But technetium can still be produced in the course of natural nuclear reactions, for instance, when molybdenum is bombarded by neutrons. How can free neutrons appear on Earth? They can be produced in spontaneous fission of uranium. The process occurs as described above, only spontaneously, and gives rise to a few neutrons, apart from two large fragments, i.e. nuclei of lighter elements.
The search for technetium in molybdenum ores failed and scientists turned their attention to another possibility. If technetium isotopes are produced in fission reactors why cannot they be born in natural processes of spontaneous uranium fission?
Using as a basis the Earth uranium resources (taking the figure for the mean abundance of uranium in the 20–km thickness of the Earth crust) and assuming the same proportion of produced technetium as in the case of reactor fission we can calculate that there are just 1.5 kg of technetium on Earth. Such a small amount (though it is larger than for other synthesized elements) could hardly be taken seriously. Nevertheless, scientists attempted to extract natural technetium from uranium minerals. This was done in 1961 by the American chemist B. Kenna and P. Kuroda. Thus, technetium acquired another birthday–the day when it was discovered in nature. If the methods of artificial synthesis of technetium had failed to materialize, even then it would, sooner or later, be brought to light from the bowels of the Earth.
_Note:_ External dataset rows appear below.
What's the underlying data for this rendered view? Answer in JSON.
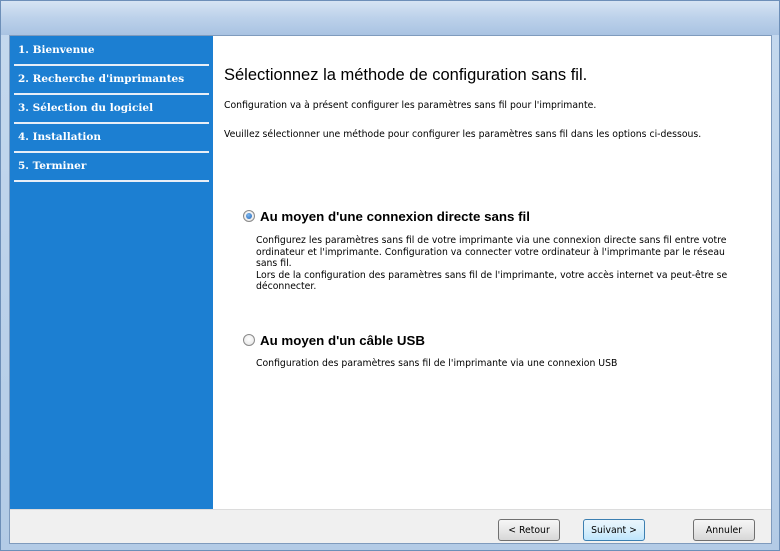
{
  "wizard": {
    "steps": [
      {
        "label": "1. Bienvenue"
      },
      {
        "label": "2. Recherche d'imprimantes"
      },
      {
        "label": "3. Sélection du logiciel"
      },
      {
        "label": "4. Installation"
      },
      {
        "label": "5. Terminer"
      }
    ],
    "current_step": 3
  },
  "main": {
    "title": "Sélectionnez la méthode de configuration sans fil.",
    "intro_1": "Configuration va à présent configurer les paramètres sans fil pour l'imprimante.",
    "intro_2": "Veuillez sélectionner une méthode pour configurer les paramètres sans fil dans les options ci-dessous.",
    "options": [
      {
        "label": "Au moyen d'une connexion directe sans fil",
        "selected": true,
        "desc_lines": [
          "Configurez les paramètres sans fil de votre imprimante via une connexion directe sans fil entre votre",
          "ordinateur et l'imprimante. Configuration va connecter votre ordinateur à l'imprimante par le réseau",
          "sans fil.",
          "Lors de la configuration des paramètres sans fil de l'imprimante, votre accès internet va peut-être se",
          "déconnecter."
        ]
      },
      {
        "label": "Au moyen d'un câble USB",
        "selected": false,
        "desc_lines": [
          "Configuration des paramètres sans fil de l'imprimante via une connexion USB"
        ]
      }
    ]
  },
  "footer": {
    "back_label": "< Retour",
    "next_label": "Suivant >",
    "cancel_label": "Annuler"
  }
}
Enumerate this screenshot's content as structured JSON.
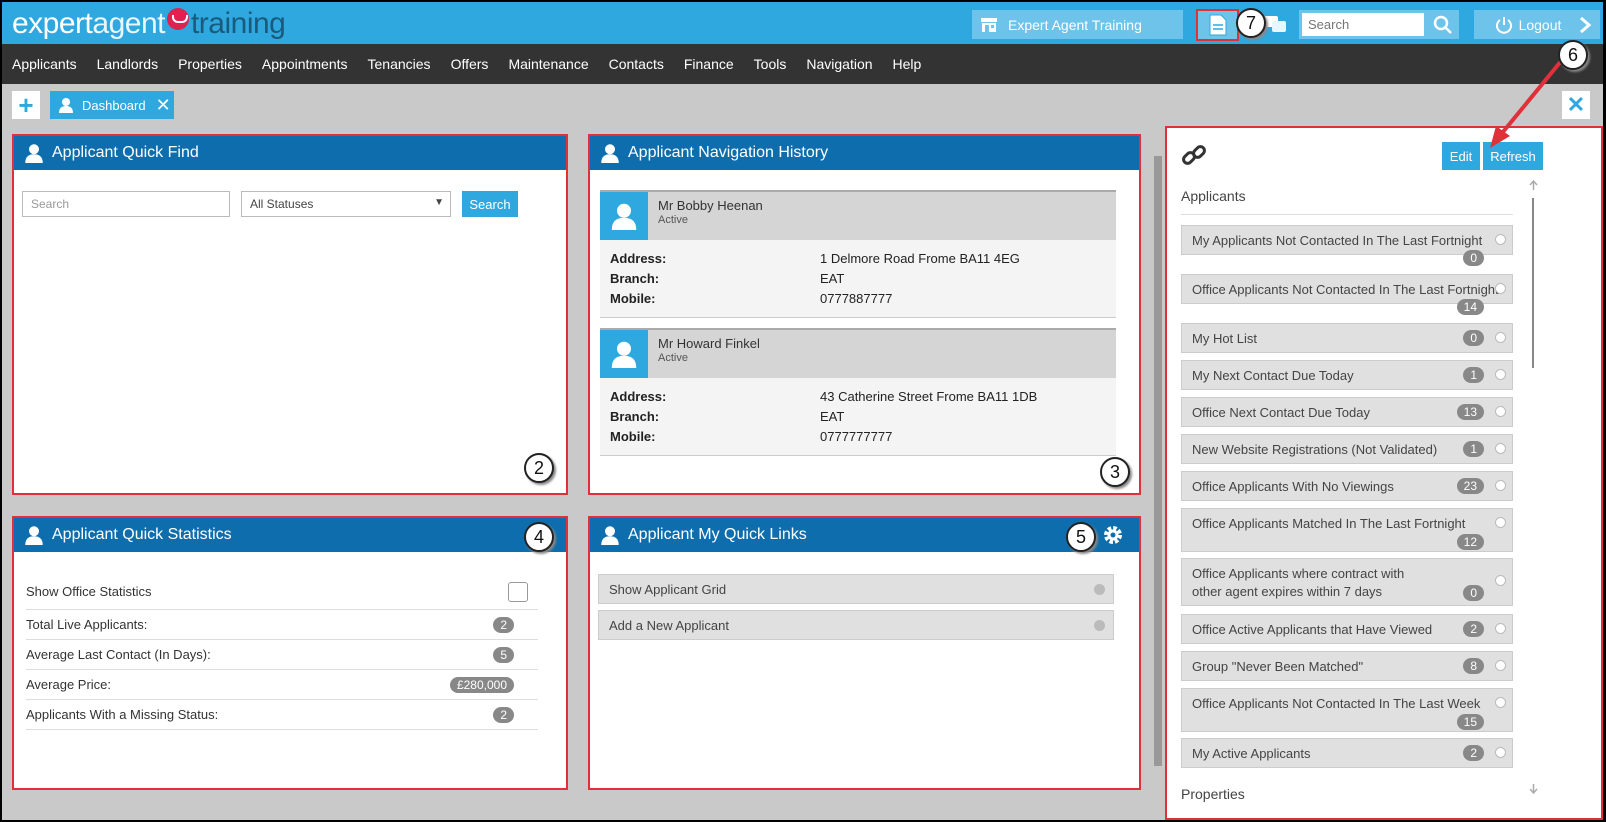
{
  "logo": {
    "part1": "expert",
    "part2": "agent",
    "part3": "training"
  },
  "topbar": {
    "office_label": "Expert Agent Training",
    "search_placeholder": "Search",
    "logout_label": "Logout"
  },
  "nav": [
    "Applicants",
    "Landlords",
    "Properties",
    "Appointments",
    "Tenancies",
    "Offers",
    "Maintenance",
    "Contacts",
    "Finance",
    "Tools",
    "Navigation",
    "Help"
  ],
  "tabs": {
    "dashboard_label": "Dashboard"
  },
  "quick_find": {
    "title": "Applicant Quick Find",
    "search_placeholder": "Search",
    "status_value": "All Statuses",
    "search_button": "Search"
  },
  "nav_history": {
    "title": "Applicant Navigation History",
    "labels": {
      "address": "Address:",
      "branch": "Branch:",
      "mobile": "Mobile:"
    },
    "records": [
      {
        "name": "Mr Bobby Heenan",
        "status": "Active",
        "address": "1 Delmore Road Frome BA11 4EG",
        "branch": "EAT",
        "mobile": "0777887777"
      },
      {
        "name": "Mr Howard Finkel",
        "status": "Active",
        "address": "43 Catherine Street Frome BA11 1DB",
        "branch": "EAT",
        "mobile": "0777777777"
      }
    ]
  },
  "quick_stats": {
    "title": "Applicant Quick Statistics",
    "show_office_label": "Show Office Statistics",
    "rows": [
      {
        "label": "Total Live Applicants:",
        "value": "2"
      },
      {
        "label": "Average Last Contact (In Days):",
        "value": "5"
      },
      {
        "label": "Average Price:",
        "value": "£280,000"
      },
      {
        "label": "Applicants With a Missing Status:",
        "value": "2"
      }
    ]
  },
  "quick_links": {
    "title": "Applicant My Quick Links",
    "items": [
      "Show Applicant Grid",
      "Add a New Applicant"
    ]
  },
  "sidebar": {
    "edit_label": "Edit",
    "refresh_label": "Refresh",
    "section_applicants": "Applicants",
    "section_properties": "Properties",
    "items": [
      {
        "label": "My Applicants Not Contacted In The Last Fortnight",
        "count": "0"
      },
      {
        "label": "Office Applicants Not Contacted In The Last Fortnight",
        "count": "14"
      },
      {
        "label": "My Hot List",
        "count": "0"
      },
      {
        "label": "My Next Contact Due Today",
        "count": "1"
      },
      {
        "label": "Office Next Contact Due Today",
        "count": "13"
      },
      {
        "label": "New Website Registrations (Not Validated)",
        "count": "1"
      },
      {
        "label": "Office Applicants With No Viewings",
        "count": "23"
      },
      {
        "label": "Office Applicants Matched In The Last Fortnight",
        "count": "12"
      },
      {
        "label": "Office Applicants where contract with",
        "label2": "other agent expires within 7 days",
        "count": "0"
      },
      {
        "label": "Office Active Applicants that Have Viewed",
        "count": "2"
      },
      {
        "label": "Group \"Never Been Matched\"",
        "count": "8"
      },
      {
        "label": "Office Applicants Not Contacted In The Last Week",
        "count": "15"
      },
      {
        "label": "My Active Applicants",
        "count": "2"
      }
    ]
  },
  "callouts": [
    "2",
    "3",
    "4",
    "5",
    "6",
    "7"
  ],
  "colors": {
    "accent": "#2ea8de",
    "panel_header": "#0e6ead",
    "highlight": "#e0303a"
  }
}
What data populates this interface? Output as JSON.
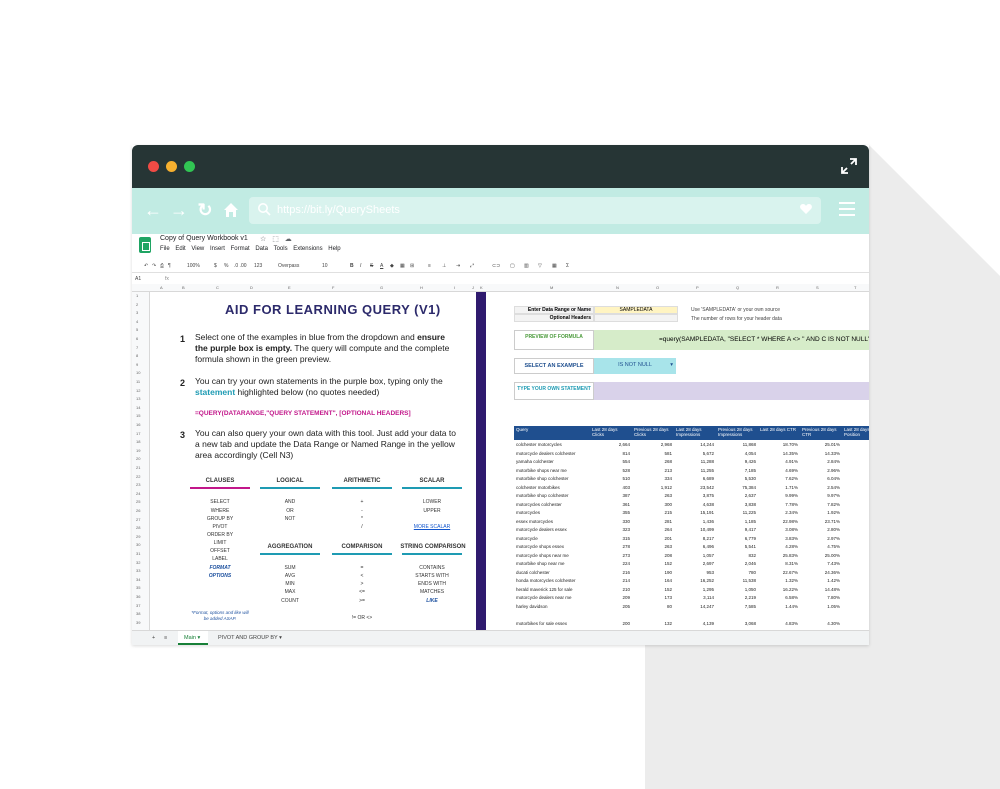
{
  "browser": {
    "url": "https://bit.ly/QuerySheets"
  },
  "sheet": {
    "title": "Copy of Query Workbook v1",
    "menu": [
      "File",
      "Edit",
      "View",
      "Insert",
      "Format",
      "Data",
      "Tools",
      "Extensions",
      "Help"
    ],
    "toolbar": {
      "zoom": "100%",
      "currency": "$",
      "percent": "%",
      "decimals": ".0 .00",
      "format": "123",
      "font": "Overpass",
      "size": "10",
      "bold": "B",
      "italic": "I",
      "strike": "S",
      "textcolor": "A"
    },
    "cellref": "A1",
    "fx": "fx",
    "columns": [
      "A",
      "B",
      "C",
      "D",
      "E",
      "F",
      "G",
      "H",
      "I",
      "J",
      "K",
      "L",
      "M",
      "N",
      "O",
      "P",
      "Q",
      "R",
      "S",
      "T"
    ],
    "rows": [
      "1",
      "2",
      "3",
      "4",
      "5",
      "6",
      "7",
      "8",
      "9",
      "10",
      "11",
      "12",
      "13",
      "14",
      "15",
      "16",
      "17",
      "18",
      "19",
      "20",
      "21",
      "22",
      "23",
      "24",
      "25",
      "26",
      "27",
      "28",
      "29",
      "30",
      "31",
      "32",
      "33",
      "34",
      "35",
      "36",
      "37",
      "38",
      "39"
    ]
  },
  "left": {
    "title": "AID FOR LEARNING QUERY (V1)",
    "steps": [
      {
        "num": "1",
        "pre": "Select one of the examples in blue from the dropdown and ",
        "bold": "ensure the purple box is empty.",
        "post": " The query will compute and the complete formula shown in the green preview."
      },
      {
        "num": "2",
        "pre": "You can try your own statements in the purple box, typing only the ",
        "hl": "statement",
        "post": " highlighted below (no quotes needed)"
      },
      {
        "num": "3",
        "text": "You can also query your own data with this tool. Just add your data to a new tab and update the Data Range or Named Range in the yellow area accordingly (Cell N3)"
      }
    ],
    "formula_example": "=QUERY(DATARANGE,\"QUERY STATEMENT\", [OPTIONAL HEADERS]",
    "sections": {
      "clauses": {
        "title": "CLAUSES",
        "items": [
          "SELECT",
          "WHERE",
          "GROUP BY",
          "PIVOT",
          "ORDER BY",
          "LIMIT",
          "OFFSET",
          "LABEL",
          "FORMAT",
          "OPTIONS"
        ]
      },
      "logical": {
        "title": "LOGICAL",
        "items": [
          "AND",
          "OR",
          "NOT"
        ]
      },
      "arithmetic": {
        "title": "ARITHMETIC",
        "items": [
          "+",
          "-",
          "*",
          "/"
        ]
      },
      "scalar": {
        "title": "SCALAR",
        "items": [
          "LOWER",
          "UPPER"
        ],
        "link": "MORE SCALAR"
      },
      "aggregation": {
        "title": "AGGREGATION",
        "items": [
          "SUM",
          "AVG",
          "MIN",
          "MAX",
          "COUNT"
        ]
      },
      "comparison": {
        "title": "COMPARISON",
        "items": [
          "=",
          "<",
          ">",
          "<=",
          ">=",
          "!= OR <>"
        ]
      },
      "string_comparison": {
        "title": "STRING COMPARISON",
        "items": [
          "CONTAINS",
          "STARTS WITH",
          "ENDS WITH",
          "MATCHES",
          "LIKE"
        ]
      }
    },
    "note": "*Format, options and like will be added ASAP."
  },
  "right": {
    "data_range_label": "Enter Data Range or Name",
    "data_range_value": "SAMPLEDATA",
    "data_range_hint": "Use 'SAMPLEDATA' or your own source",
    "headers_label": "Optional Headers",
    "headers_hint": "The number of rows for your header data",
    "preview_label": "PREVIEW OF FORMULA",
    "preview_value": "=query(SAMPLEDATA, \"SELECT * WHERE A <> '' AND C IS NOT NULL\")",
    "example_label": "SELECT AN EXAMPLE",
    "example_value": "IS NOT NULL",
    "own_label": "TYPE YOUR OWN STATEMENT",
    "table_headers": [
      "Query",
      "Last 28 days Clicks",
      "Previous 28 days Clicks",
      "Last 28 days Impressions",
      "Previous 28 days Impressions",
      "Last 28 days CTR",
      "Previous 28 days CTR",
      "Last 28 days Position"
    ],
    "table_rows": [
      [
        "colchester motorcycles",
        "2,664",
        "2,968",
        "14,244",
        "11,868",
        "18.70%",
        "25.01%"
      ],
      [
        "motorcycle dealers colchester",
        "814",
        "581",
        "5,672",
        "4,054",
        "14.35%",
        "14.33%"
      ],
      [
        "yamaha colchester",
        "554",
        "268",
        "11,288",
        "9,426",
        "4.91%",
        "2.84%"
      ],
      [
        "motorbike shops near me",
        "528",
        "213",
        "11,255",
        "7,185",
        "4.69%",
        "2.96%"
      ],
      [
        "motorbike shop colchester",
        "510",
        "334",
        "6,689",
        "5,530",
        "7.62%",
        "6.04%"
      ],
      [
        "colchester motorbikes",
        "403",
        "1,912",
        "23,542",
        "75,384",
        "1.71%",
        "2.54%"
      ],
      [
        "motorbike shop colchester",
        "387",
        "263",
        "3,875",
        "2,637",
        "9.99%",
        "9.97%"
      ],
      [
        "motorcycles colchester",
        "361",
        "300",
        "4,638",
        "3,838",
        "7.78%",
        "7.82%"
      ],
      [
        "motorcycles",
        "355",
        "215",
        "15,191",
        "11,225",
        "2.34%",
        "1.92%"
      ],
      [
        "essex motorcycles",
        "330",
        "281",
        "1,436",
        "1,185",
        "22.98%",
        "23.71%"
      ],
      [
        "motorcycle dealers essex",
        "323",
        "264",
        "10,499",
        "9,417",
        "3.08%",
        "2.80%"
      ],
      [
        "motorcycle",
        "315",
        "201",
        "8,217",
        "6,779",
        "3.83%",
        "2.97%"
      ],
      [
        "motorcycle shops essex",
        "278",
        "263",
        "6,496",
        "5,541",
        "4.28%",
        "4.75%"
      ],
      [
        "motorcycle shops near me",
        "273",
        "208",
        "1,057",
        "832",
        "25.83%",
        "25.00%"
      ],
      [
        "motorbike shop near me",
        "224",
        "152",
        "2,697",
        "2,046",
        "8.31%",
        "7.43%"
      ],
      [
        "ducati colchester",
        "216",
        "190",
        "953",
        "780",
        "22.67%",
        "24.36%"
      ],
      [
        "honda motorcycles colchester",
        "214",
        "164",
        "16,252",
        "11,538",
        "1.32%",
        "1.42%"
      ],
      [
        "herald maverick 125 for sale",
        "210",
        "152",
        "1,295",
        "1,050",
        "16.22%",
        "14.48%"
      ],
      [
        "motorcycle dealers near me",
        "209",
        "173",
        "3,114",
        "2,219",
        "6.58%",
        "7.80%"
      ],
      [
        "harley davidson",
        "205",
        "80",
        "14,247",
        "7,585",
        "1.44%",
        "1.05%"
      ],
      [
        "",
        "",
        "",
        "",
        "",
        "",
        ""
      ],
      [
        "motorbikes for sale essex",
        "200",
        "132",
        "4,139",
        "3,068",
        "4.83%",
        "4.30%"
      ]
    ]
  },
  "tabs": {
    "add": "+",
    "list": "≡",
    "main": "Main ▾",
    "pivot": "PIVOT AND GROUP BY ▾"
  },
  "colors": {
    "titlebar": "#263535",
    "navbar": "#c1ebe3",
    "divider": "#2f1a6e",
    "table_header": "#1f4f8f",
    "title": "#2c2a6b"
  }
}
But ten years earlier, in 1951, sensational news about element 43 was heard. The American Astronomer S. Moore found characteristic lines of technetium in the solar spectrum. The spectrum of technetium had been recorded immediately when it had become feasible, that is, when a sufficient amount of the element had been synthesized. The spectral data had been compared with those reported by the Noddacks and Berg for masurium. The spectra had proved to be quite different making ultimately clear the mistake of the discoverers of masurium. The spectrum of the solar technetium was identical to that of the terrestrial technetium. An analogy with helium was apparent–both elements sent messages from the Sun before to be found on Earth. True, astronomers questioned the data on the solar technetium. But in 1952 the cosmic technetium once more sent a message when the British astrophysicist P. Merril found technetium lines in the spectra of two stars with the poetic names of R Andromedae and Mira Ceti. The intensities of these lines evidenced that the content of technetium in these stars was close to that of its neighbours in the periodic system, namely, niobium, zirconium, molybdenum, ruthenium, rhodium and palladium. But these elements are stable while technetium is radioactive. Though its half–life is relatively long it is still negligible on cosmic scale. Therefore, the existence of technetium on stars can mean only that it is still born there in various nuclear reactions. Chemical elements continue to be produced in stars on a gigantic scale. A witty astrophysicist named technetium the acid test of cosmogonic theories. Any theory of the origin of elements must elucidate the sequence of nuclear reactions in stars giving rise to technetium.